Retailers are boosting their efforts to reduce turnover of store managers by cutting hours, increasing bonuses and providing extra compensation time.
This story first appeared in the December 3, 2007 issue of WWD. Subscribe Today.
According to a survey conducted by Career Management, an executive recruitment company, 80 percent of retailers said managers average less than 50 work hours a week. This compares with 55 to 60 hours a week in previous years.
The majority of store managers, 54 percent, put in 45 to 50 hours per week, 27 percent worked up to 44 hours, and 17 percent averaged 51 to 59 hours. Only 2 percent worked 60 hours or more.
The survey also found that store managers at 92 percent of the companies polled were eligible for performance bonuses. These bonuses were awarded on top of salaries, which for the most part averaged under $60,000.
“Although our experience has shown that base salaries for store managers have been on the rise, one could still argue that compensation is not commensurate with leadership positions at other businesses generating the level of annual revenues produced by stores,” said Lloyd Lipman, chief executive officer of Career Management and an adjunct professor at the Fashion Institute of Technology, in a statement. “Retailers have sought to shake their long-standing reputation as ‘mediocre players’ by offering considerable bonuses tied to store sales, profits, shrinkage and other metrics, along with a variety of other benefits.”
About 17 percent of the companies surveyed had a base pay of less than $40,000, while 31 percent pay between $40,000 to $49,000. Only 11 percent pay $50,000 to $59,000. Salaries averaged in the $60,000 to $69,000 range at 17 percent of the companies, while 10 percent were in the $70,000 to $79,000 range. Another 10 percent were in the $80,000 to 99,000 range, and just 4 percent awarded base salaries of more than $100,000.
A whopping 96 percent of the companies offer 401(k) plans for store managers and most offer liberal employee discount programs.

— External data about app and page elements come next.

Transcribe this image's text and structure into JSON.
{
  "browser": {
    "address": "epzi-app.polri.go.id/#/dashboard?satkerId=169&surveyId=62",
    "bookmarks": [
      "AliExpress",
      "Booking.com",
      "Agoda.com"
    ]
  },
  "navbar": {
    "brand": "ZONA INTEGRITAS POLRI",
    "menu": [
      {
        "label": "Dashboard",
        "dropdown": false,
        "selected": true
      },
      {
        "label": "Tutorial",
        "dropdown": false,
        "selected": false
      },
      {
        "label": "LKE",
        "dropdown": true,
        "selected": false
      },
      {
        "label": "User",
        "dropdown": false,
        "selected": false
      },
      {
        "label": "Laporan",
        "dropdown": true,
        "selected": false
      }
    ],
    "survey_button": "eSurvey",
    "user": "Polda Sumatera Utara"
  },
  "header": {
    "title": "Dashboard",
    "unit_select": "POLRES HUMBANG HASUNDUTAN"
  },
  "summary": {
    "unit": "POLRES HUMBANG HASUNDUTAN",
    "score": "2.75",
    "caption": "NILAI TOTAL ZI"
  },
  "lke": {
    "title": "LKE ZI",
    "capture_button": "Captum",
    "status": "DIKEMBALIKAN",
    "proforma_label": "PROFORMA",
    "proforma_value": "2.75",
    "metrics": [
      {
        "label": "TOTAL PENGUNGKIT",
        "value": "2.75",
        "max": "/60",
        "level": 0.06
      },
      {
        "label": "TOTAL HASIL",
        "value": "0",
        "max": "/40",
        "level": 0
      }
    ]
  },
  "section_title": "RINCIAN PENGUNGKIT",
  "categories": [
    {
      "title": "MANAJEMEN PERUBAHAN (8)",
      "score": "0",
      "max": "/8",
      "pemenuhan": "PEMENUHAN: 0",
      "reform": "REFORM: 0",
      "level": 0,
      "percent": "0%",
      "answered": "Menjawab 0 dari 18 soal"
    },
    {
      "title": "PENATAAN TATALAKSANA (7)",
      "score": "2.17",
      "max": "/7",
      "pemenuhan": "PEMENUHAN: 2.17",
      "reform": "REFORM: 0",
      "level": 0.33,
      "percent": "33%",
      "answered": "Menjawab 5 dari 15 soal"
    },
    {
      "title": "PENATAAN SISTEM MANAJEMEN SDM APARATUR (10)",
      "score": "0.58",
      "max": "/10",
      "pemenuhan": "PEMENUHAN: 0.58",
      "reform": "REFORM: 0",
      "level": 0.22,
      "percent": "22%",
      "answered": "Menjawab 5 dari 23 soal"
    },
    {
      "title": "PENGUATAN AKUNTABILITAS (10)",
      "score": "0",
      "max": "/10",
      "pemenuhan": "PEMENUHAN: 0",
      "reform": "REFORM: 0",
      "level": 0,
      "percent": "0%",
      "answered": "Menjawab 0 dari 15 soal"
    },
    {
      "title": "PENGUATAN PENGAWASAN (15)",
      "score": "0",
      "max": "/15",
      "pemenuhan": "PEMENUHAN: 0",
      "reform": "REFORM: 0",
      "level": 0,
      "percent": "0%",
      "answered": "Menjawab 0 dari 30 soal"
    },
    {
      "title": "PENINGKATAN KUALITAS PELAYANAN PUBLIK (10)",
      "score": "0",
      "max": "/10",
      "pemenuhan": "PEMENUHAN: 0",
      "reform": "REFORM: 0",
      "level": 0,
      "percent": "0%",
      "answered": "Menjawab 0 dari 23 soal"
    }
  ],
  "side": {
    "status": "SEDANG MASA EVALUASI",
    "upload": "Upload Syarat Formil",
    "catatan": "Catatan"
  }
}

When it comes to compensatory time off and vacations, 38 percent offer comp time to store managers who exceed their allotted hours for the week. The typical vacation policy for store managers was two weeks after one year, three weeks after five years and four weeks after 10 years of service.
The survey of human resource executives at retail companies covered a range of compensation and benefits issues for store managers across all retail channels. Participating companies collectively operate more than 12,000 stores in the United States.